  • Open gallery
  • Open gallery

    The health of the Zoo’s golden resident had declined markedly in the past three months.

  • Open gallery
  • Open gallery

    At 27 years, Inuka was akin to a human being in his 70s, and had outlived the lifespan of wild male polar bears by more than a decade. In the wild, male polar bears typically live between 15-18 years, said WRS.

  • Open gallery

    Its upkeep since birth was supported by Singapore Press Holdings (SPH). SPH Foundation, the charity arm of SPH, took over the adoption from 2007.

  • Open gallery

    Inkua as a cub.

  • Open gallery
  • Open gallery
  • Open gallery
  • Open gallery
  • Open gallery
  • Open gallery
  • Open gallery
  • Open gallery
  • Open gallery
  • Open gallery
  • Open gallery
  • Open gallery
  • Open gallery

    Inuka, the first polar bear born in the tropics, has reached the grand old age of 27 - well into his 70s in human years and two years older than the average lifespan of the creatures in captivity.

  • Open gallery

    Wildlife Reserves Singapore said an April 3 examination revealed that the health of Inuka, who has been receiving treatment for arthritis for some time, had declined markedly.

  • Open gallery

    The bear's activity levels have fallen over the past three months and he now prefers resting over interacting with his keepers, a statement said.

  • Open gallery

    Inuka - who was born at the zoo, which describes him as their "most prominent senior resident" - had been popular with visitors due to his playful antics in his pool enclosure.

  • Open gallery

    But he has now cut back on swimming, his walking is stiffer, and he is less interested in his daily playing sessions involving traffic cones, balls and ice blocks embedded with his favourite food, the zoo said.

  • Open gallery
  • Open gallery

    Veterinarians have ramped up the bear's daily care regimen and are administering medication, and a second health check will take place in late April.

  • Open gallery

    "If results indicate that Inuka's welfare is not improving with these intensive treatments,

  • Open gallery

    his care team may have to make the very difficult decision not to allow him to recover from anaesthesia on humane and welfare grounds," said the statement.

  • Open gallery

    Inuka's annual birthday celebration is one of the high points for visitors in the zoo's calendar,

  • Open gallery

    and last year he celebrated with a special jelly and salmon cake.

  • Open gallery
  • Open gallery

Inuka - who was born at the zoo, and whose name means "Silent Stalker" in Inuit - had been popular with visitors due to his playful antics in his pool enclosure.

But he has now cut back on swimming, his walking is stiffer, and he is less interested in his daily playing sessions involving traffic cones, balls and ice blocks embedded with his favourite food, the zoo said.
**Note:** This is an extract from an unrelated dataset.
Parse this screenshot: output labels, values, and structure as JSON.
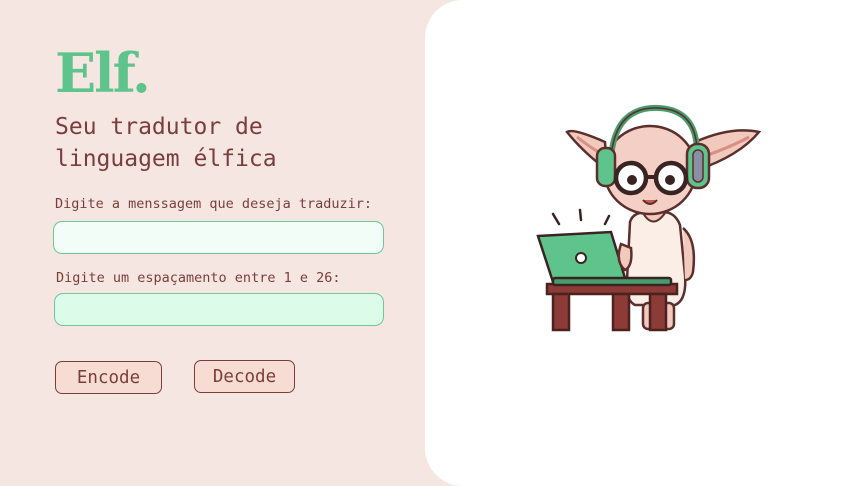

Veterinarians have ramped up the bear's daily care regimen and are administering medication, and a second health check will take place in late April.

"If results indicate that Inuka's welfare is not improving with these intensive treatments, his care team may have to make the very difficult decision not to allow him to recover from anaesthesia on humane and welfare grounds," said the statement.

Inuka's annual birthday celebration is one of the high points for visitors in the zoo's calendar, and last year he celebrated with a special jelly and salmon cake.

As few as 22,000 polar bears are thought to remain in the wild, according to environmental group World Wildlife Fund, Protection group the International Union for Conservation of Nature classifies them as vulnerable.

Your daily good stuff - AsiaOne stories delivered straight to your inbox
By signing up, you agree to our Privacy policy and Terms and Conditions.